- [Problem description]: Return each line of the data that follows exactly as it reads.

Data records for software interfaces
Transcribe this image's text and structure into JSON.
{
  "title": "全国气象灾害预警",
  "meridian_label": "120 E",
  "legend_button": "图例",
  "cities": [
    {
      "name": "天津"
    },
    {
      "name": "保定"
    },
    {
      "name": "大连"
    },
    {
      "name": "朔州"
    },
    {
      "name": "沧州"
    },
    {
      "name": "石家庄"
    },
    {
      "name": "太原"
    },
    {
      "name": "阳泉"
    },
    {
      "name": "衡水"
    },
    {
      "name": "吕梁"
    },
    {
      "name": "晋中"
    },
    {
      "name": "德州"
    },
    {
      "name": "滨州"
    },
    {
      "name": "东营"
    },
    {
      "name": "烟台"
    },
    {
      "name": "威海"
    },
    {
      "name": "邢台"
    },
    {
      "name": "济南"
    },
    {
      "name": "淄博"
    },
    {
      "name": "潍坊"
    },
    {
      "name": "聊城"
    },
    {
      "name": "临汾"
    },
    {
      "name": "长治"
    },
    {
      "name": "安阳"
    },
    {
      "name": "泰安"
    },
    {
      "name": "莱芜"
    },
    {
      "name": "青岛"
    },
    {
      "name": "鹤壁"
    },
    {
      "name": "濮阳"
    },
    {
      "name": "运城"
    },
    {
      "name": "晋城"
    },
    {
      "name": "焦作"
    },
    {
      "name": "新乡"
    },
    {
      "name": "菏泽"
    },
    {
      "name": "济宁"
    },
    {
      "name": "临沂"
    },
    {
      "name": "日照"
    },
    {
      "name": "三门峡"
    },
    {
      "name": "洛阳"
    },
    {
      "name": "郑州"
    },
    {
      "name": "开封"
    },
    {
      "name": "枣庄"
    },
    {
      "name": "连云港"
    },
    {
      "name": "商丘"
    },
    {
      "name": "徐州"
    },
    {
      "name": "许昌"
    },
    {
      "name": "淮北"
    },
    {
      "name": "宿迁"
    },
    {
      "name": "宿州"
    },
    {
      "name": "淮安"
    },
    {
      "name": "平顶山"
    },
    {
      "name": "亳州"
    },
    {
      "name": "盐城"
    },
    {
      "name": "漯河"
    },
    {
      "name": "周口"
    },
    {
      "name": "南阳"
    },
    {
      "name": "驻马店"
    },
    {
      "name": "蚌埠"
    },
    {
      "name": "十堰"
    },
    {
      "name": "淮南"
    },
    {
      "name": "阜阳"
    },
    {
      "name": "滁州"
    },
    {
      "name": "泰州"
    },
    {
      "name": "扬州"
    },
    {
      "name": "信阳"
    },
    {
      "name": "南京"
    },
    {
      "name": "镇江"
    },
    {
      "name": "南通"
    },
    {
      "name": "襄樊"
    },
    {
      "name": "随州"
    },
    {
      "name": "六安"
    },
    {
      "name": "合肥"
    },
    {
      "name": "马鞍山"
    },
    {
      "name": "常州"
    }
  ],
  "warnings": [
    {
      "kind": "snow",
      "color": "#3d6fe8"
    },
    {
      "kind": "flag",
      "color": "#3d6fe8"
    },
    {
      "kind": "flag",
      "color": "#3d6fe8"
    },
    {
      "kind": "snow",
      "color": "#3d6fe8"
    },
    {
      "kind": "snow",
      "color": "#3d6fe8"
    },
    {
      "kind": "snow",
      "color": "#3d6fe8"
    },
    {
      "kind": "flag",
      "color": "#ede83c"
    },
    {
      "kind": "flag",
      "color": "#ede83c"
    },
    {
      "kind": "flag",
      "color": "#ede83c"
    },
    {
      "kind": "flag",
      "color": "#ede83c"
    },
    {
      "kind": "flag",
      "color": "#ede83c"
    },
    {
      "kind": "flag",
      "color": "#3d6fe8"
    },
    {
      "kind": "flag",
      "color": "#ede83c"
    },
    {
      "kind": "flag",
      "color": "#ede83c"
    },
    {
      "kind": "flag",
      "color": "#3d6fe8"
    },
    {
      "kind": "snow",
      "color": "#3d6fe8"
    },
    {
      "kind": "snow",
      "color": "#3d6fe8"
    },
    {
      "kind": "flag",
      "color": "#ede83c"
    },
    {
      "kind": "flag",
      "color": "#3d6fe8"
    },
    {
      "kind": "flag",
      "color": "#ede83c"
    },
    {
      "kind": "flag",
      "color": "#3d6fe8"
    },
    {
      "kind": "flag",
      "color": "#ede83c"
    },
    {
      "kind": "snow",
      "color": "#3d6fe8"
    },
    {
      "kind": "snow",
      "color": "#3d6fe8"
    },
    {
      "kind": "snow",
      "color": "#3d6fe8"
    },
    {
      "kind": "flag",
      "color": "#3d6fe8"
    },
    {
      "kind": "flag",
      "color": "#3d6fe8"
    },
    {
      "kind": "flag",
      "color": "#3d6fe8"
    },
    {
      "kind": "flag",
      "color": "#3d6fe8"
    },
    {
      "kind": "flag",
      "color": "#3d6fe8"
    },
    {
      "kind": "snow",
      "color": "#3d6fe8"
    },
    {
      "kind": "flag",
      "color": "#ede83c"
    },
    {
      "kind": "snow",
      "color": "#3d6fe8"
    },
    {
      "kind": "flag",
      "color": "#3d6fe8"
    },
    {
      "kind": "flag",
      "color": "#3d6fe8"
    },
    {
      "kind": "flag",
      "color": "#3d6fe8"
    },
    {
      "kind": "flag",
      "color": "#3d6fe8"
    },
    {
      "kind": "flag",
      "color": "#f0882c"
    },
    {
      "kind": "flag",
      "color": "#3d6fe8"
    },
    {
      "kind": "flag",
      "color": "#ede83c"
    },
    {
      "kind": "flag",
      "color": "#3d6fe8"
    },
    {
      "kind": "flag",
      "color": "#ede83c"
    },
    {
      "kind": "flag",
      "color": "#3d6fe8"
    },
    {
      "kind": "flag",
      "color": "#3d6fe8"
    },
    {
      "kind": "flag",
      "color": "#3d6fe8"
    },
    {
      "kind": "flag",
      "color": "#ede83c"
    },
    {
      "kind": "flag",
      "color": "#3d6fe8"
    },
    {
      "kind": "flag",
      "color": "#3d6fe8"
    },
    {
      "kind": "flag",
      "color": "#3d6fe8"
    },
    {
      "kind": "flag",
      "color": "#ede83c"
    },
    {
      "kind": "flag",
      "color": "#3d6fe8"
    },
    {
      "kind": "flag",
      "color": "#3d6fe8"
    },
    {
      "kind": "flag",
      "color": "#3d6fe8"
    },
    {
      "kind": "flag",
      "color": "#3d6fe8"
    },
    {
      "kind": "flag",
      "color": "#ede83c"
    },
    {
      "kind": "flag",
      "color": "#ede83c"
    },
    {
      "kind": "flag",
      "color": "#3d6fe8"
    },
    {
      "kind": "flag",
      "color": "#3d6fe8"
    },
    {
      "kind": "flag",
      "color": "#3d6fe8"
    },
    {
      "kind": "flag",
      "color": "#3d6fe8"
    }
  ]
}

- [Problem solution]:
Transcribe this image's text and structure into JSON.
{
  "title": "全国气象灾害预警",
  "meridian_label": "120 E",
  "legend_button": "图例",
  "cities": [
    {
      "name": "天津"
    },
    {
      "name": "保定"
    },
    {
      "name": "大连"
    },
    {
      "name": "朔州"
    },
    {
      "name": "沧州"
    },
    {
      "name": "石家庄"
    },
    {
      "name": "太原"
    },
    {
      "name": "阳泉"
    },
    {
      "name": "衡水"
    },
    {
      "name": "吕梁"
    },
    {
      "name": "晋中"
    },
    {
      "name": "德州"
    },
    {
      "name": "滨州"
    },
    {
      "name": "东营"
    },
    {
      "name": "烟台"
    },
    {
      "name": "威海"
    },
    {
      "name": "邢台"
    },
    {
      "name": "济南"
    },
    {
      "name": "淄博"
    },
    {
      "name": "潍坊"
    },
    {
      "name": "聊城"
    },
    {
      "name": "临汾"
    },
    {
      "name": "长治"
    },
    {
      "name": "安阳"
    },
    {
      "name": "泰安"
    },
    {
      "name": "莱芜"
    },
    {
      "name": "青岛"
    },
    {
      "name": "鹤壁"
    },
    {
      "name": "濮阳"
    },
    {
      "name": "运城"
    },
    {
      "name": "晋城"
    },
    {
      "name": "焦作"
    },
    {
      "name": "新乡"
    },
    {
      "name": "菏泽"
    },
    {
      "name": "济宁"
    },
    {
      "name": "临沂"
    },
    {
      "name": "日照"
    },
    {
      "name": "三门峡"
    },
    {
      "name": "洛阳"
    },
    {
      "name": "郑州"
    },
    {
      "name": "开封"
    },
    {
      "name": "枣庄"
    },
    {
      "name": "连云港"
    },
    {
      "name": "商丘"
    },
    {
      "name": "徐州"
    },
    {
      "name": "许昌"
    },
    {
      "name": "淮北"
    },
    {
      "name": "宿迁"
    },
    {
      "name": "宿州"
    },
    {
      "name": "淮安"
    },
    {
      "name": "平顶山"
    },
    {
      "name": "亳州"
    },
    {
      "name": "盐城"
    },
    {
      "name": "漯河"
    },
    {
      "name": "周口"
    },
    {
      "name": "南阳"
    },
    {
      "name": "驻马店"
    },
    {
      "name": "蚌埠"
    },
    {
      "name": "十堰"
    },
    {
      "name": "淮南"
    },
    {
      "name": "阜阳"
    },
    {
      "name": "滁州"
    },
    {
      "name": "泰州"
    },
    {
      "name": "扬州"
    },
    {
      "name": "信阳"
    },
    {
      "name": "南京"
    },
    {
      "name": "镇江"
    },
    {
      "name": "南通"
    },
    {
      "name": "襄樊"
    },
    {
      "name": "随州"
    },
    {
      "name": "六安"
    },
    {
      "name": "合肥"
    },
    {
      "name": "马鞍山"
    },
    {
      "name": "常州"
    }
  ],
  "warnings": [
    {
      "kind": "snow",
      "color": "#3d6fe8"
    },
    {
      "kind": "flag",
      "color": "#3d6fe8"
    },
    {
      "kind": "flag",
      "color": "#3d6fe8"
    },
    {
      "kind": "snow",
      "color": "#3d6fe8"
    },
    {
      "kind": "snow",
      "color": "#3d6fe8"
    },
    {
      "kind": "snow",
      "color": "#3d6fe8"
    },
    {
      "kind": "flag",
      "color": "#ede83c"
    },
    {
      "kind": "flag",
      "color": "#ede83c"
    },
    {
      "kind": "flag",
      "color": "#ede83c"
    },
    {
      "kind": "flag",
      "color": "#ede83c"
    },
    {
      "kind": "flag",
      "color": "#ede83c"
    },
    {
      "kind": "flag",
      "color": "#3d6fe8"
    },
    {
      "kind": "flag",
      "color": "#ede83c"
    },
    {
      "kind": "flag",
      "color": "#ede83c"
    },
    {
      "kind": "flag",
      "color": "#3d6fe8"
    },
    {
      "kind": "snow",
      "color": "#3d6fe8"
    },
    {
      "kind": "snow",
      "color": "#3d6fe8"
    },
    {
      "kind": "flag",
      "color": "#ede83c"
    },
    {
      "kind": "flag",
      "color": "#3d6fe8"
    },
    {
      "kind": "flag",
      "color": "#ede83c"
    },
    {
      "kind": "flag",
      "color": "#3d6fe8"
    },
    {
      "kind": "flag",
      "color": "#ede83c"
    },
    {
      "kind": "snow",
      "color": "#3d6fe8"
    },
    {
      "kind": "snow",
      "color": "#3d6fe8"
    },
    {
      "kind": "snow",
      "color": "#3d6fe8"
    },
    {
      "kind": "flag",
      "color": "#3d6fe8"
    },
    {
      "kind": "flag",
      "color": "#3d6fe8"
    },
    {
      "kind": "flag",
      "color": "#3d6fe8"
    },
    {
      "kind": "flag",
      "color": "#3d6fe8"
    },
    {
      "kind": "flag",
      "color": "#3d6fe8"
    },
    {
      "kind": "snow",
      "color": "#3d6fe8"
    },
    {
      "kind": "flag",
      "color": "#ede83c"
    },
    {
      "kind": "snow",
      "color": "#3d6fe8"
    },
    {
      "kind": "flag",
      "color": "#3d6fe8"
    },
    {
      "kind": "flag",
      "color": "#3d6fe8"
    },
    {
      "kind": "flag",
      "color": "#3d6fe8"
    },
    {
      "kind": "flag",
      "color": "#3d6fe8"
    },
    {
      "kind": "flag",
      "color": "#f0882c"
    },
    {
      "kind": "flag",
      "color": "#3d6fe8"
    },
    {
      "kind": "flag",
      "color": "#ede83c"
    },
    {
      "kind": "flag",
      "color": "#3d6fe8"
    },
    {
      "kind": "flag",
      "color": "#ede83c"
    },
    {
      "kind": "flag",
      "color": "#3d6fe8"
    },
    {
      "kind": "flag",
      "color": "#3d6fe8"
    },
    {
      "kind": "flag",
      "color": "#3d6fe8"
    },
    {
      "kind": "flag",
      "color": "#ede83c"
    },
    {
      "kind": "flag",
      "color": "#3d6fe8"
    },
    {
      "kind": "flag",
      "color": "#3d6fe8"
    },
    {
      "kind": "flag",
      "color": "#3d6fe8"
    },
    {
      "kind": "flag",
      "color": "#ede83c"
    },
    {
      "kind": "flag",
      "color": "#3d6fe8"
    },
    {
      "kind": "flag",
      "color": "#3d6fe8"
    },
    {
      "kind": "flag",
      "color": "#3d6fe8"
    },
    {
      "kind": "flag",
      "color": "#3d6fe8"
    },
    {
      "kind": "flag",
      "color": "#ede83c"
    },
    {
      "kind": "flag",
      "color": "#ede83c"
    },
    {
      "kind": "flag",
      "color": "#3d6fe8"
    },
    {
      "kind": "flag",
      "color": "#3d6fe8"
    },
    {
      "kind": "flag",
      "color": "#3d6fe8"
    },
    {
      "kind": "flag",
      "color": "#3d6fe8"
    }
  ]
}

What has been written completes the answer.